## Interface dataset entries
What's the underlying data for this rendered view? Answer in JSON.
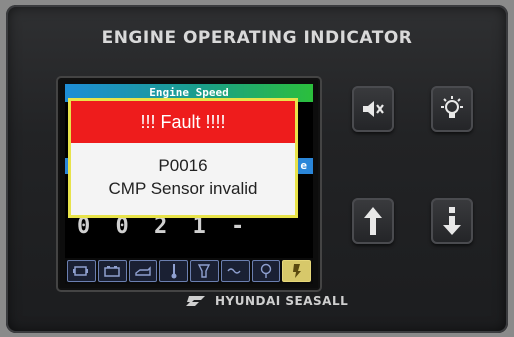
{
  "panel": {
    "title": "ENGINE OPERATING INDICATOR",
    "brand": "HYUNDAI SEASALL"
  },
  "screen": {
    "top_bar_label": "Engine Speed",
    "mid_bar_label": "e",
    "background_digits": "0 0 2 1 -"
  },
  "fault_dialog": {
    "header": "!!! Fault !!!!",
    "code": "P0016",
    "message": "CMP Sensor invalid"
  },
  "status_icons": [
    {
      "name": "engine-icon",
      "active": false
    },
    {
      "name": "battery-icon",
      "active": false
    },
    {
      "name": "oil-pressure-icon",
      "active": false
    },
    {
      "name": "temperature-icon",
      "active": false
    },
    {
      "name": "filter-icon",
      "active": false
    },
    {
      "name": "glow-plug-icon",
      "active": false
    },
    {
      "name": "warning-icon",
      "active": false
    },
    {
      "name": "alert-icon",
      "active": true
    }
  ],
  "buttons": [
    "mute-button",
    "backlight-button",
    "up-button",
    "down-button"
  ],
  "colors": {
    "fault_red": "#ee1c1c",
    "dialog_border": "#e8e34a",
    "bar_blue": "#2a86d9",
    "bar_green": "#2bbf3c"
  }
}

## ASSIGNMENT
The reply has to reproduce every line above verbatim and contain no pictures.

## ANSWER AREA
What's the underlying data for this rendered view? Answer in JSON.
{
  "panel": {
    "title": "ENGINE OPERATING INDICATOR",
    "brand": "HYUNDAI SEASALL"
  },
  "screen": {
    "top_bar_label": "Engine Speed",
    "mid_bar_label": "e",
    "background_digits": "0 0 2 1 -"
  },
  "fault_dialog": {
    "header": "!!! Fault !!!!",
    "code": "P0016",
    "message": "CMP Sensor invalid"
  },
  "status_icons": [
    {
      "name": "engine-icon",
      "active": false
    },
    {
      "name": "battery-icon",
      "active": false
    },
    {
      "name": "oil-pressure-icon",
      "active": false
    },
    {
      "name": "temperature-icon",
      "active": false
    },
    {
      "name": "filter-icon",
      "active": false
    },
    {
      "name": "glow-plug-icon",
      "active": false
    },
    {
      "name": "warning-icon",
      "active": false
    },
    {
      "name": "alert-icon",
      "active": true
    }
  ],
  "buttons": [
    "mute-button",
    "backlight-button",
    "up-button",
    "down-button"
  ],
  "colors": {
    "fault_red": "#ee1c1c",
    "dialog_border": "#e8e34a",
    "bar_blue": "#2a86d9",
    "bar_green": "#2bbf3c"
  }
}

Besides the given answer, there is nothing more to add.